**EXTRACTED MATERIAL:**

*** Block opens ***

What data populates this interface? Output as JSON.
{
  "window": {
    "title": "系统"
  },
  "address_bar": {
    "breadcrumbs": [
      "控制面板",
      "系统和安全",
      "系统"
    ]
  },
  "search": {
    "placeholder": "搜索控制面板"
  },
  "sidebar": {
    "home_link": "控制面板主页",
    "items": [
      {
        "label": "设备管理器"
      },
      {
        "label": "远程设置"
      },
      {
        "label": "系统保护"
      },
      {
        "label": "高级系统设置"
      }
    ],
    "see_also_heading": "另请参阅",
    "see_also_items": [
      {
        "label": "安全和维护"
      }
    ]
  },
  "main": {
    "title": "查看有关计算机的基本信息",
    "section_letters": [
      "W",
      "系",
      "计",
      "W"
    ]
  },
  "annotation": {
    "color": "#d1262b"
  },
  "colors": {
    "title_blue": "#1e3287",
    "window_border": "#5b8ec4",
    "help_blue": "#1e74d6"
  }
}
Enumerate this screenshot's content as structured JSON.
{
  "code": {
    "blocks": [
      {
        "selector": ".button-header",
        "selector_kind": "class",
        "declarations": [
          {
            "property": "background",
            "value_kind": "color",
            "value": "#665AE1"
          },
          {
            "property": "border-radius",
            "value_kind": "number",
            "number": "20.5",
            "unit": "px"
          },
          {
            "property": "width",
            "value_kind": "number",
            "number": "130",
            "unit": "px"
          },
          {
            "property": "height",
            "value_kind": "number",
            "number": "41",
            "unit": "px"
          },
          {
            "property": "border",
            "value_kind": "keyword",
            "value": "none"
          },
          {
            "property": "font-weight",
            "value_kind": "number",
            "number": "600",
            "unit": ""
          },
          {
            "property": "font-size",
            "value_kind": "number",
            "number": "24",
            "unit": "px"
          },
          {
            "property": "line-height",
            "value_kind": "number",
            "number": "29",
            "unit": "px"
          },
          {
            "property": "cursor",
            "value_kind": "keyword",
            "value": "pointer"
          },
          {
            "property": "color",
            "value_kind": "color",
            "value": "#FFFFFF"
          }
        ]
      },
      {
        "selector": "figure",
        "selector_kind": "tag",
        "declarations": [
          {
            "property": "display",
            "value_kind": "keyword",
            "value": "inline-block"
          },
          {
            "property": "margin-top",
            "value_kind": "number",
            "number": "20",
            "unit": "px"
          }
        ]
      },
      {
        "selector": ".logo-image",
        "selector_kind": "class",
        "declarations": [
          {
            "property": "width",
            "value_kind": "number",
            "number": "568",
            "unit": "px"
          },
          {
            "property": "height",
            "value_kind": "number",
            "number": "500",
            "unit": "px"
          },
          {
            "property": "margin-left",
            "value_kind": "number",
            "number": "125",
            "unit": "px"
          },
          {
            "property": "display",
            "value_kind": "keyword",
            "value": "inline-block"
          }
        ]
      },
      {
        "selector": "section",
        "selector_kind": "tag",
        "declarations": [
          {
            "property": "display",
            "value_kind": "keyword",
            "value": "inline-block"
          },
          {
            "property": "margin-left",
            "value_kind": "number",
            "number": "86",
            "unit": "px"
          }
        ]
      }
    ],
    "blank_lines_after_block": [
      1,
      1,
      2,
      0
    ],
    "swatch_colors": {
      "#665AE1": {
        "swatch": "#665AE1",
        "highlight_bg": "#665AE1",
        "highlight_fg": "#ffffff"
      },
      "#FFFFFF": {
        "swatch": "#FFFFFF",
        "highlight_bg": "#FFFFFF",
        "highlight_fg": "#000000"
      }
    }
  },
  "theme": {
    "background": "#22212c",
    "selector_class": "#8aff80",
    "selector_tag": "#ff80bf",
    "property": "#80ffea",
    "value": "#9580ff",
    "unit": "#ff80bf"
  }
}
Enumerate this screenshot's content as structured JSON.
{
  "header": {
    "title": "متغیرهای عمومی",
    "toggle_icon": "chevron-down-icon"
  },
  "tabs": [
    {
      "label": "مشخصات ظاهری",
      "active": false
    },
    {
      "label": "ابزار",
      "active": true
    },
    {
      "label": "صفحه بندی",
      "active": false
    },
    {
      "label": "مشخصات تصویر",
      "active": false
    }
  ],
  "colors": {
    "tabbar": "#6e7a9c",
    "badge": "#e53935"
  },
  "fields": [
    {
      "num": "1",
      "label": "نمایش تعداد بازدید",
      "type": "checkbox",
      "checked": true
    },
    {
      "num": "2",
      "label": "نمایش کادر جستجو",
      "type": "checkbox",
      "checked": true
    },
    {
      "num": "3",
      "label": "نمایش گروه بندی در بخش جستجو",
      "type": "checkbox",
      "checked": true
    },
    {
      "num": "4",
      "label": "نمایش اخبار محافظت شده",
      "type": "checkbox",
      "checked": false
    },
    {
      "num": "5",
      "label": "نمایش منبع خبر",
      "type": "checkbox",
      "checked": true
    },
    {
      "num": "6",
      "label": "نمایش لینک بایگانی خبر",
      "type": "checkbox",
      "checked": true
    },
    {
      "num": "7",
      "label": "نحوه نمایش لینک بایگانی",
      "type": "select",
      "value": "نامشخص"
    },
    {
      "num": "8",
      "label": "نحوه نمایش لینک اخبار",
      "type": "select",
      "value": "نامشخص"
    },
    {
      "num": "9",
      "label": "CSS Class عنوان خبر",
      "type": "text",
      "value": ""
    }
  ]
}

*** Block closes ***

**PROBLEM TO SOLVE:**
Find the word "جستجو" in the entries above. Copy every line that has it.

**EXERCISE ANSWER:**
      "label": "نمایش کادر جستجو",
      "label": "نمایش گروه بندی در بخش جستجو",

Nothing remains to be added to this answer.